Apex aviation regulator Directorate General of Civil Aviation on Tuesday deregistered 15 aircraft of liquor baron Vijay Mallya-owed Kingfisher Airlines (KFA).
The move will allow leasing companies to recover their aircraft from Kingfisher Airlines for defaulting on lease rentals.
Announcing the deregistration, DGCA Arun Mishra said he will discuss the issue with all affected stakeholders, including tax authorities, airport operators and other vendors.
Airport regulator, Airports Authority of India (AAI) has seized several of the 10 aircraft owned by KFA. The AAI has decided not to release the KFA aircraft till such time the airline clears its dues that it owes to AAI.
Some leasing companies like the German Aviation Bank (DVB) moved the Delhi High Court, which ordered that the lessors had a right over these aircraft.
Following the decision, aircraft lessor International Lease Finance Corp (ILFC) said it had successfully removed one of six Kingfisher aircraft — an Airbus A-321 stranded in India.
DVB has also demanded for deregistration of two more Kingfisher planes, when it met DGCA on Monday.
The two planes had been sent to Turkey for repairs and maintenance where DVB seized them. However, unless the planes were deregistered in the lessor country the German Bank cannot reclaim them and lease or sell them to other carriers.
Financially crippled Kingfisher owns 10 planes and another 15 are leased which are yet to be deregistered, AAI chairman VP Aggarwal said on the sidelines of a CII function.

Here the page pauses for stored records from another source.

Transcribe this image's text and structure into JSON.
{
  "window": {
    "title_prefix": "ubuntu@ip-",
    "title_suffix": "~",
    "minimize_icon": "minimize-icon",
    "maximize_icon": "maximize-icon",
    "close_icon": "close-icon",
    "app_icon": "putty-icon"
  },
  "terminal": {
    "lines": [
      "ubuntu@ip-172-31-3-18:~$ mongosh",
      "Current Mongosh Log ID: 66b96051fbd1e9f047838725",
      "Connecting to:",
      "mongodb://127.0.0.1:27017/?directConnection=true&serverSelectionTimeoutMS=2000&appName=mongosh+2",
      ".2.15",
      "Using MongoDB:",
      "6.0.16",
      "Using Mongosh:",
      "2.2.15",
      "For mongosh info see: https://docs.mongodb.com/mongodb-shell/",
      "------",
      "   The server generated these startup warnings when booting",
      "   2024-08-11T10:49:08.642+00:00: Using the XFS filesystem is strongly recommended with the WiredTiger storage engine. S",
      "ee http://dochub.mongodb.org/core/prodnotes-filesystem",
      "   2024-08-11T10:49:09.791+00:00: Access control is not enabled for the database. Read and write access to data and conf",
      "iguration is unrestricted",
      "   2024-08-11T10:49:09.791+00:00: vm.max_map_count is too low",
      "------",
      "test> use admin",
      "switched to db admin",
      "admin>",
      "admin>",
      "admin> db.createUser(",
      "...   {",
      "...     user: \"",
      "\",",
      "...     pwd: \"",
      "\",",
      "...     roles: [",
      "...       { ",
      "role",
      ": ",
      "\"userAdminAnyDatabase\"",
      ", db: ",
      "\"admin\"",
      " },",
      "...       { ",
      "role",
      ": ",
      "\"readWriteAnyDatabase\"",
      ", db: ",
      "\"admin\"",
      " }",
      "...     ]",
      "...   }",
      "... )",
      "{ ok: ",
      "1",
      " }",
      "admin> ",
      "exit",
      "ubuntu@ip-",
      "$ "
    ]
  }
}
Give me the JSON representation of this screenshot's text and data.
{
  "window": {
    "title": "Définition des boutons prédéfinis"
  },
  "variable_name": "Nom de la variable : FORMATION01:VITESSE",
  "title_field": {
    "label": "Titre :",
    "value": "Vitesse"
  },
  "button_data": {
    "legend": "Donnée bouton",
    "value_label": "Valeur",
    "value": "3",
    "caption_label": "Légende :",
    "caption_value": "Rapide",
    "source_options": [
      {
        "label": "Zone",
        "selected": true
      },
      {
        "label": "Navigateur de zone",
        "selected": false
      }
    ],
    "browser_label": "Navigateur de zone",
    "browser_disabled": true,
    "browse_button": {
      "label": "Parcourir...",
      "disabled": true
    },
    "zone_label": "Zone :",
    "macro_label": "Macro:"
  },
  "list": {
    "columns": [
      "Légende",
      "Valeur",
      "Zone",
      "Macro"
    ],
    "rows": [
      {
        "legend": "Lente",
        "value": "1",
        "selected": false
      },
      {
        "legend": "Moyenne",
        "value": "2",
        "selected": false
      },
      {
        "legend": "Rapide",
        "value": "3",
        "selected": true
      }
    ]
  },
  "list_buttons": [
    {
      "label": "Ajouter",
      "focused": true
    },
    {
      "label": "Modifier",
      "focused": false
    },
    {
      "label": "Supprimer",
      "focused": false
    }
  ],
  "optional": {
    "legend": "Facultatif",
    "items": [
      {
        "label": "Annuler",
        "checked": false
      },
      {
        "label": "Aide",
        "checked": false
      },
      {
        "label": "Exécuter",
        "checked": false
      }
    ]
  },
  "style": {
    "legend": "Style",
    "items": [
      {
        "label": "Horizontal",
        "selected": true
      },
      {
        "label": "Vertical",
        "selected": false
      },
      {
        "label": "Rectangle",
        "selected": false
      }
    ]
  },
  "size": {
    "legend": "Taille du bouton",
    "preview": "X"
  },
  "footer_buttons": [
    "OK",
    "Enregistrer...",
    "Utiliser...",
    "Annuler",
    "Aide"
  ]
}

The dispute over Kingfisher’s leased planes is seen as a major test of the Cape Town Convention, a global treaty to standardise transactions involving moveable property like aircraft including contracts of sale and leases. It provides legal remedies for default in financing agreements including repossession and the effect of bankruptcy laws.